Input records below:

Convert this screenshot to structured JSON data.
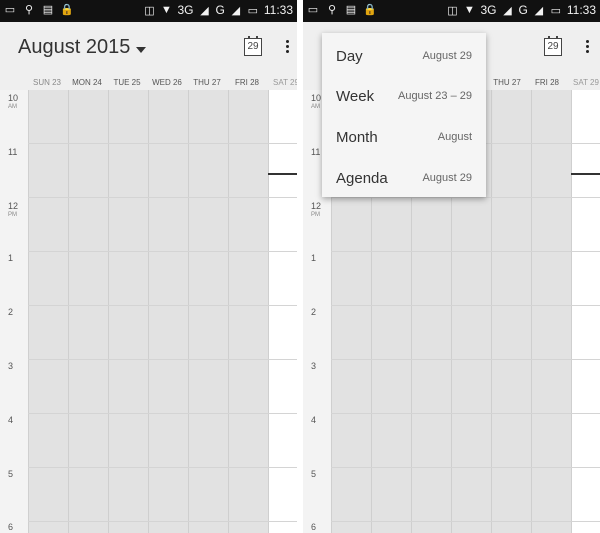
{
  "status_bar": {
    "time": "11:33",
    "network": "3G",
    "network_secondary": "G",
    "icons": [
      "screenshot-icon",
      "usb-icon",
      "message-icon",
      "lock-icon",
      "vibrate-icon",
      "wifi-icon",
      "signal-icon",
      "battery-icon"
    ]
  },
  "toolbar": {
    "title": "August 2015",
    "today_date": "29"
  },
  "week": {
    "days": [
      "SUN 23",
      "MON 24",
      "TUE 25",
      "WED 26",
      "THU 27",
      "FRI 28",
      "SAT 29"
    ]
  },
  "time_labels": [
    {
      "hour": "10",
      "period": "AM"
    },
    {
      "hour": "11",
      "period": ""
    },
    {
      "hour": "12",
      "period": "PM"
    },
    {
      "hour": "1",
      "period": ""
    },
    {
      "hour": "2",
      "period": ""
    },
    {
      "hour": "3",
      "period": ""
    },
    {
      "hour": "4",
      "period": ""
    },
    {
      "hour": "5",
      "period": ""
    },
    {
      "hour": "6",
      "period": ""
    }
  ],
  "view_menu": {
    "items": [
      {
        "label": "Day",
        "range": "August 29"
      },
      {
        "label": "Week",
        "range": "August 23 – 29"
      },
      {
        "label": "Month",
        "range": "August"
      },
      {
        "label": "Agenda",
        "range": "August 29"
      }
    ]
  },
  "colors": {
    "status_bar": "#111111",
    "toolbar": "#efefef",
    "past_day_fill": "#e2e2e2",
    "today_fill": "#ffffff",
    "now_line": "#333333"
  }
}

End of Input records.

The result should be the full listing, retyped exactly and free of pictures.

Convert this screenshot to structured JSON data.
{
  "status_bar": {
    "time": "11:33",
    "network": "3G",
    "network_secondary": "G",
    "icons": [
      "screenshot-icon",
      "usb-icon",
      "message-icon",
      "lock-icon",
      "vibrate-icon",
      "wifi-icon",
      "signal-icon",
      "battery-icon"
    ]
  },
  "toolbar": {
    "title": "August 2015",
    "today_date": "29"
  },
  "week": {
    "days": [
      "SUN 23",
      "MON 24",
      "TUE 25",
      "WED 26",
      "THU 27",
      "FRI 28",
      "SAT 29"
    ]
  },
  "time_labels": [
    {
      "hour": "10",
      "period": "AM"
    },
    {
      "hour": "11",
      "period": ""
    },
    {
      "hour": "12",
      "period": "PM"
    },
    {
      "hour": "1",
      "period": ""
    },
    {
      "hour": "2",
      "period": ""
    },
    {
      "hour": "3",
      "period": ""
    },
    {
      "hour": "4",
      "period": ""
    },
    {
      "hour": "5",
      "period": ""
    },
    {
      "hour": "6",
      "period": ""
    }
  ],
  "view_menu": {
    "items": [
      {
        "label": "Day",
        "range": "August 29"
      },
      {
        "label": "Week",
        "range": "August 23 – 29"
      },
      {
        "label": "Month",
        "range": "August"
      },
      {
        "label": "Agenda",
        "range": "August 29"
      }
    ]
  },
  "colors": {
    "status_bar": "#111111",
    "toolbar": "#efefef",
    "past_day_fill": "#e2e2e2",
    "today_fill": "#ffffff",
    "now_line": "#333333"
  }
}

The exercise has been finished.